What you will do: Search the listing below for "JSON". Copy each matching line.

Data records:

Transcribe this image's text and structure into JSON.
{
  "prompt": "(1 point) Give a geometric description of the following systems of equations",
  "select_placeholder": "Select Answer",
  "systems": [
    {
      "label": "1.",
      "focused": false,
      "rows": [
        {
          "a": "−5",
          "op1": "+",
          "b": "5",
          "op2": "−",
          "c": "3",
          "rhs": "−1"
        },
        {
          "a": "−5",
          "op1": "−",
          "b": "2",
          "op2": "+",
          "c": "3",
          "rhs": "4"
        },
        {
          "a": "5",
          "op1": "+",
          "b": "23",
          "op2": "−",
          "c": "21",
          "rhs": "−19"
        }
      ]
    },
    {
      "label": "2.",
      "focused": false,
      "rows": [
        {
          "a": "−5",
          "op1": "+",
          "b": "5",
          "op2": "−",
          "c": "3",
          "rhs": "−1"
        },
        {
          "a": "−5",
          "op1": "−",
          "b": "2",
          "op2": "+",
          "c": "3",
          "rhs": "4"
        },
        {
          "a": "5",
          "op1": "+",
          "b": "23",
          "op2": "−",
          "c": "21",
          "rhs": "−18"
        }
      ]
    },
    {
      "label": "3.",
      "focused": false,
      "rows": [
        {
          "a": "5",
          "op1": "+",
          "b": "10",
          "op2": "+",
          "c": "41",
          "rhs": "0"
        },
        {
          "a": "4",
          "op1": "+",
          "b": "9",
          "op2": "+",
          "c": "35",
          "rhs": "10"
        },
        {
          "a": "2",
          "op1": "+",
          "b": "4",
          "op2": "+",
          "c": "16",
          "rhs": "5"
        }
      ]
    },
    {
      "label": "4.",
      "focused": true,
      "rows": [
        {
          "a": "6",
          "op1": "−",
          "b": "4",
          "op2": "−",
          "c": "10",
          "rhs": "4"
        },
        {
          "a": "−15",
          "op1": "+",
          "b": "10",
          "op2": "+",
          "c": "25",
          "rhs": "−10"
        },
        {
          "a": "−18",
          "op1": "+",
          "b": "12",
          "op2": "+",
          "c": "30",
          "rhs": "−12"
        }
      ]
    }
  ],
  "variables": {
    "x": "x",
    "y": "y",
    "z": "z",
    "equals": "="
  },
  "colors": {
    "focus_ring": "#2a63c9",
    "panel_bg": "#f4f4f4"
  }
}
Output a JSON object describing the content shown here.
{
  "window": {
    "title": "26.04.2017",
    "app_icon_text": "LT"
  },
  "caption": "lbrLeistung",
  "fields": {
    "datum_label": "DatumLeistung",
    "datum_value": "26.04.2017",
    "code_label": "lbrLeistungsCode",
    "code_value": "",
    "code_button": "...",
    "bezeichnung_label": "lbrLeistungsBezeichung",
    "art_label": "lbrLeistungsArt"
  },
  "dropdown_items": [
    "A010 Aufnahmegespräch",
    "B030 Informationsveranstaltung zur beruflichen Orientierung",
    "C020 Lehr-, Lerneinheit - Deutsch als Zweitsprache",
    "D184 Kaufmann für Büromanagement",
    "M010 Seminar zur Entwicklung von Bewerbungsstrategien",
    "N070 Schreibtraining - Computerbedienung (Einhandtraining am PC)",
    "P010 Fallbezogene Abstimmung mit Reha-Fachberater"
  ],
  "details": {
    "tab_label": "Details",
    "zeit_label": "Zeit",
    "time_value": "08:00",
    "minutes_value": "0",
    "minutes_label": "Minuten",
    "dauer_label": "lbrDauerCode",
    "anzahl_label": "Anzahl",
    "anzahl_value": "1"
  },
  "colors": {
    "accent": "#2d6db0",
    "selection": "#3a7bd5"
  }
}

Answer for the task:
Transcribe this image's text and structure into JSON.
Output a JSON object describing the content shown here.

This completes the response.